▶ Instructions for the task:
Search the material for the word "anonymous" and copy each line that holds it.

"""

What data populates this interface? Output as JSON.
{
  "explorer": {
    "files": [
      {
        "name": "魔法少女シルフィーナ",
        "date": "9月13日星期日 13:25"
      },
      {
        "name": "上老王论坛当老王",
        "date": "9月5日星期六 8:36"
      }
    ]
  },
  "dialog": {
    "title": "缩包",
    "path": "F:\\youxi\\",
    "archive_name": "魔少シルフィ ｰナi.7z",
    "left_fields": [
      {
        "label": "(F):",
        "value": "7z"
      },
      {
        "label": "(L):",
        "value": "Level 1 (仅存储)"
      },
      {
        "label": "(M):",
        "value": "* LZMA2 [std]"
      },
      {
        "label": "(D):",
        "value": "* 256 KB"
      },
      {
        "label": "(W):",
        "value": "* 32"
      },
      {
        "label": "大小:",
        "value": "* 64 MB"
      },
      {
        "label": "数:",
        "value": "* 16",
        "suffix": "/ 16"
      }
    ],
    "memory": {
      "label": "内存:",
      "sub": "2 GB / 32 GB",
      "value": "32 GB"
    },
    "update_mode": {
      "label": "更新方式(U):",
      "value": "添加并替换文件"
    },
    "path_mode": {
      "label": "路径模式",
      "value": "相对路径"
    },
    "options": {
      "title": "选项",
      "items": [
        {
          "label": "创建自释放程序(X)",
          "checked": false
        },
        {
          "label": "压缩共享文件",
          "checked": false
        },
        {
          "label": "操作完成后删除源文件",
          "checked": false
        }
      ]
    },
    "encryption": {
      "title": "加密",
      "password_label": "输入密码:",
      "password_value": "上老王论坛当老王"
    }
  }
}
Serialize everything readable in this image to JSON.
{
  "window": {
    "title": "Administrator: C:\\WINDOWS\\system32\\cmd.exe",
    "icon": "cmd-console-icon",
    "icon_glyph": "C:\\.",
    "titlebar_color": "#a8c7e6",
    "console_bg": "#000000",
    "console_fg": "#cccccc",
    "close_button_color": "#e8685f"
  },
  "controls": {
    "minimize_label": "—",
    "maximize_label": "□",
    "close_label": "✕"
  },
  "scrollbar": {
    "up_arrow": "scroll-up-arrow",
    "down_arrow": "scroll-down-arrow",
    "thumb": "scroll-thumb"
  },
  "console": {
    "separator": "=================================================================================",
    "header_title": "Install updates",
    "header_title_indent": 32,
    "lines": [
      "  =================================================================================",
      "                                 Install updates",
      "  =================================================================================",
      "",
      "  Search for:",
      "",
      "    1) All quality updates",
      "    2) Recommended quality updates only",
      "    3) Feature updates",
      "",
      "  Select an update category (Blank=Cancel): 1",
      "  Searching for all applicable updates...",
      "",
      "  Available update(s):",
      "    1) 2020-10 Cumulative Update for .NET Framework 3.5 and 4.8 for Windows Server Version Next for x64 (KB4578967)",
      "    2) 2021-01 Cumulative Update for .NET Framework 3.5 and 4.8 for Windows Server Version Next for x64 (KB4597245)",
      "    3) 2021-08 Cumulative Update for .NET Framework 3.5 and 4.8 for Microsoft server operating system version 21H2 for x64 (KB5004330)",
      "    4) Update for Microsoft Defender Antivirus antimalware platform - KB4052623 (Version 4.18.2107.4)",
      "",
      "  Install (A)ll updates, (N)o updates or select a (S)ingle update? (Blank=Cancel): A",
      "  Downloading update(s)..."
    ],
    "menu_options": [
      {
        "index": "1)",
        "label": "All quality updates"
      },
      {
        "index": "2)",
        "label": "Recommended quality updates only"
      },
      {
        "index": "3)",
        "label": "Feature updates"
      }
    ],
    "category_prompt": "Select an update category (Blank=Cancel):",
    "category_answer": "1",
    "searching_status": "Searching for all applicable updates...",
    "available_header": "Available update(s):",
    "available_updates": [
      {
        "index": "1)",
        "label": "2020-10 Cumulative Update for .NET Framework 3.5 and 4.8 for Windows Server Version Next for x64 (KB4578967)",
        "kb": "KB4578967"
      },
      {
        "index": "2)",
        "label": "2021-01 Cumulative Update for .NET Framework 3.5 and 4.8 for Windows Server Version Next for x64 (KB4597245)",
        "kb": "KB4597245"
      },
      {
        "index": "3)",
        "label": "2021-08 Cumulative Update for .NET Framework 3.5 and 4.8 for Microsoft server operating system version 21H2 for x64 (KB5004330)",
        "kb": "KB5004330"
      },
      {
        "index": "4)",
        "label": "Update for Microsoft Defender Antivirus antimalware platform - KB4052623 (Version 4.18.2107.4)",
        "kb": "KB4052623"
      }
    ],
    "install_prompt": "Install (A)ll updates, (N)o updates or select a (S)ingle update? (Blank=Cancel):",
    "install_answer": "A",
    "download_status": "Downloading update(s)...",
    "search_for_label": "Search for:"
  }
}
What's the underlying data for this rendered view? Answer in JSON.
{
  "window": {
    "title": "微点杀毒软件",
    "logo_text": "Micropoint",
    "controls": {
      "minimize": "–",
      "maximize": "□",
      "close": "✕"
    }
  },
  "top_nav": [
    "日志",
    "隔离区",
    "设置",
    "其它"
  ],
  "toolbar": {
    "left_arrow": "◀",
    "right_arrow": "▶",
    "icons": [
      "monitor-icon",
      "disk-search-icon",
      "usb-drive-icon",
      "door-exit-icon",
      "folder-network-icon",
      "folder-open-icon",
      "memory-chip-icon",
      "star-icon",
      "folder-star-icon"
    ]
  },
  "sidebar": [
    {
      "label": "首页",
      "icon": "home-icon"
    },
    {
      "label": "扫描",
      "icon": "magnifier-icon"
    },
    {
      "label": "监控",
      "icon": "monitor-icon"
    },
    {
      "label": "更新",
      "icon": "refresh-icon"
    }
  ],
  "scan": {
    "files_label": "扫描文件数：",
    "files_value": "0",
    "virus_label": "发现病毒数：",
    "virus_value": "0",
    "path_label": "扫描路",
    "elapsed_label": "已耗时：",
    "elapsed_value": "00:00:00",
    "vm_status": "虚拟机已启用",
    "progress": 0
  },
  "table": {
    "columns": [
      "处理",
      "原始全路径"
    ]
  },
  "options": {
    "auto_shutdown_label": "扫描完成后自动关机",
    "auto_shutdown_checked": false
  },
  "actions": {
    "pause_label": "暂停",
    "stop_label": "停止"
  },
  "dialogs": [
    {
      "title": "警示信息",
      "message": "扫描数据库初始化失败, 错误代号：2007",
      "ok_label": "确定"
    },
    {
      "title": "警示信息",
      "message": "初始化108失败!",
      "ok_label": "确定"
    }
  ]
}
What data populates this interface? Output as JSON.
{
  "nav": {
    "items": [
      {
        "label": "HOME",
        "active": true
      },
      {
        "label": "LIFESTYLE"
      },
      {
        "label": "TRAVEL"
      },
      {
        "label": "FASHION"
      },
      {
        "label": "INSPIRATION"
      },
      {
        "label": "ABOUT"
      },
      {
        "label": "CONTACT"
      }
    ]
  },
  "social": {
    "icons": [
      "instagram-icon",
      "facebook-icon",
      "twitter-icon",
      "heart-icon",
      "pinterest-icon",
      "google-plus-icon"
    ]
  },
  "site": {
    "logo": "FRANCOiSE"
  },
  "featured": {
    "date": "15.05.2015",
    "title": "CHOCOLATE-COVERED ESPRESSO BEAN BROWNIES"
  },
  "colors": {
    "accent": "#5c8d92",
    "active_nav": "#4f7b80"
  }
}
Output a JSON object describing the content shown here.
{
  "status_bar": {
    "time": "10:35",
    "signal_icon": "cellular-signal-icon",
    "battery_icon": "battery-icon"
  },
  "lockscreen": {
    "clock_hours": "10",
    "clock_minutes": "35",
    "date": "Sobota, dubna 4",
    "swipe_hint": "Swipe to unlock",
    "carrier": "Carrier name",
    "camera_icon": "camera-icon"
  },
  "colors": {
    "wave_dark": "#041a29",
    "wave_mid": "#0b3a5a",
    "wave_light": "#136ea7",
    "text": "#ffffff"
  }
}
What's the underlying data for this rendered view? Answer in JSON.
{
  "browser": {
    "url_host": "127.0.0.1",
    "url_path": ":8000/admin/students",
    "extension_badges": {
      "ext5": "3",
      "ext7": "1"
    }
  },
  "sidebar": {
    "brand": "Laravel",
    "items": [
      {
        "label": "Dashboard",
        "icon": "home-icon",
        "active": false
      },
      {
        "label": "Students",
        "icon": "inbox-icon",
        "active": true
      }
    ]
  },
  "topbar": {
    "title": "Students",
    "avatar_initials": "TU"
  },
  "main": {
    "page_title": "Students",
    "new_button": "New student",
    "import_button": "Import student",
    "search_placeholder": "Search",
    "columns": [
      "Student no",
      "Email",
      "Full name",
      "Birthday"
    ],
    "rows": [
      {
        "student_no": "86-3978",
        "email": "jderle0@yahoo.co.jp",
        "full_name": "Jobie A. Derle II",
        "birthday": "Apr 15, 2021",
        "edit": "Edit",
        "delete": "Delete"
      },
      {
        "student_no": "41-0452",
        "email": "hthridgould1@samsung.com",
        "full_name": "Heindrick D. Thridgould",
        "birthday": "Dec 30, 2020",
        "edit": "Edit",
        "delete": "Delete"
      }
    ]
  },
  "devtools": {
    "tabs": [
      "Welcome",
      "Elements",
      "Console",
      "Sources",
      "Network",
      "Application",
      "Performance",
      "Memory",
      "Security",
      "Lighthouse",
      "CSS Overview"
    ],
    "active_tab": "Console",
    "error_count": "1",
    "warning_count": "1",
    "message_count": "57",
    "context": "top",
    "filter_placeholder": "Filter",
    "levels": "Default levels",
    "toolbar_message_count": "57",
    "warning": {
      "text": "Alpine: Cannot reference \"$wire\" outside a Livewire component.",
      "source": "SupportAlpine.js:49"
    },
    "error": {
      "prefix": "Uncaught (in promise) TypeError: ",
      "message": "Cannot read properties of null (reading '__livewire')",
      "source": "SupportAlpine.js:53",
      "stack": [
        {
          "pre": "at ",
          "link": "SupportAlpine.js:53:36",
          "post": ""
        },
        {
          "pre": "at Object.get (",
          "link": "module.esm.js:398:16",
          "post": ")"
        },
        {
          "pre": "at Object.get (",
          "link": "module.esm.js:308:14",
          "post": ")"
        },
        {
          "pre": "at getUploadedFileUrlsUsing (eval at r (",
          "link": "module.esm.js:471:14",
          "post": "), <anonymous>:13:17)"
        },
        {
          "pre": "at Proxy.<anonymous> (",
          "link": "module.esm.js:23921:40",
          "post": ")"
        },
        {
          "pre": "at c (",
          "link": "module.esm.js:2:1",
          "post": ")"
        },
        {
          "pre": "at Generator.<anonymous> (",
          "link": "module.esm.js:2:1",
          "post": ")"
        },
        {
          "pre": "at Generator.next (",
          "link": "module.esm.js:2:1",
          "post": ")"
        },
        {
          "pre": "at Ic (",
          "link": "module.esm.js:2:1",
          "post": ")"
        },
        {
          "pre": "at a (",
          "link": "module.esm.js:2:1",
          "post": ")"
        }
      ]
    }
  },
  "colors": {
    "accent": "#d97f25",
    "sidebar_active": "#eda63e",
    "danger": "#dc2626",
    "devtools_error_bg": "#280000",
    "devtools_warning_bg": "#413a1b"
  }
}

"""

▶ Output of the exercise:
          "post": "), <anonymous>:13:17)"
          "pre": "at Proxy.<anonymous> (",
          "pre": "at Generator.<anonymous> (",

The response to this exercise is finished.